Omit the pictures, and output the rest of the entries exactly as written.

_Record set_:
--- START ---

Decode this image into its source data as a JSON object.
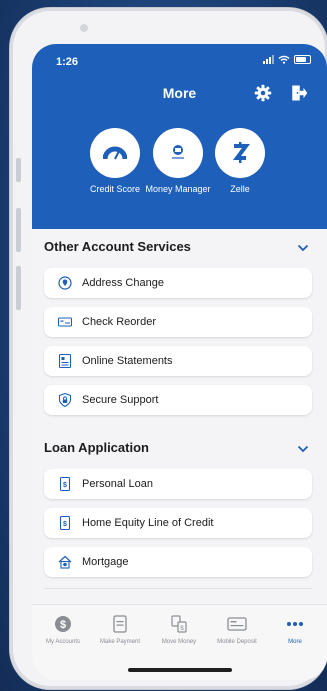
{
  "status": {
    "time": "1:26"
  },
  "header": {
    "title": "More"
  },
  "quick_actions": [
    {
      "label": "Credit Score",
      "icon": "gauge-icon"
    },
    {
      "label": "Money Manager",
      "icon": "money-manager-icon"
    },
    {
      "label": "Zelle",
      "icon": "zelle-icon"
    }
  ],
  "sections": [
    {
      "title": "Other Account Services",
      "items": [
        {
          "label": "Address Change",
          "icon": "location-pin-icon"
        },
        {
          "label": "Check Reorder",
          "icon": "check-icon"
        },
        {
          "label": "Online Statements",
          "icon": "statement-icon"
        },
        {
          "label": "Secure Support",
          "icon": "lock-icon"
        }
      ]
    },
    {
      "title": "Loan Application",
      "items": [
        {
          "label": "Personal Loan",
          "icon": "document-icon"
        },
        {
          "label": "Home Equity Line of Credit",
          "icon": "document-icon"
        },
        {
          "label": "Mortgage",
          "icon": "house-icon"
        }
      ]
    }
  ],
  "tabs": [
    {
      "label": "My Accounts",
      "icon": "dollar-icon"
    },
    {
      "label": "Make Payment",
      "icon": "payment-icon"
    },
    {
      "label": "Move Money",
      "icon": "transfer-icon"
    },
    {
      "label": "Mobile Deposit",
      "icon": "deposit-icon"
    },
    {
      "label": "More",
      "icon": "more-dots-icon",
      "active": true
    }
  ],
  "colors": {
    "brand_blue": "#1e5fba",
    "background": "#f4f4f6"
  }
}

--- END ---

_Expected answer_:
Decode this image into its source data as a JSON object.
{
  "status": {
    "time": "1:26"
  },
  "header": {
    "title": "More"
  },
  "quick_actions": [
    {
      "label": "Credit Score",
      "icon": "gauge-icon"
    },
    {
      "label": "Money Manager",
      "icon": "money-manager-icon"
    },
    {
      "label": "Zelle",
      "icon": "zelle-icon"
    }
  ],
  "sections": [
    {
      "title": "Other Account Services",
      "items": [
        {
          "label": "Address Change",
          "icon": "location-pin-icon"
        },
        {
          "label": "Check Reorder",
          "icon": "check-icon"
        },
        {
          "label": "Online Statements",
          "icon": "statement-icon"
        },
        {
          "label": "Secure Support",
          "icon": "lock-icon"
        }
      ]
    },
    {
      "title": "Loan Application",
      "items": [
        {
          "label": "Personal Loan",
          "icon": "document-icon"
        },
        {
          "label": "Home Equity Line of Credit",
          "icon": "document-icon"
        },
        {
          "label": "Mortgage",
          "icon": "house-icon"
        }
      ]
    }
  ],
  "tabs": [
    {
      "label": "My Accounts",
      "icon": "dollar-icon"
    },
    {
      "label": "Make Payment",
      "icon": "payment-icon"
    },
    {
      "label": "Move Money",
      "icon": "transfer-icon"
    },
    {
      "label": "Mobile Deposit",
      "icon": "deposit-icon"
    },
    {
      "label": "More",
      "icon": "more-dots-icon",
      "active": true
    }
  ],
  "colors": {
    "brand_blue": "#1e5fba",
    "background": "#f4f4f6"
  }
}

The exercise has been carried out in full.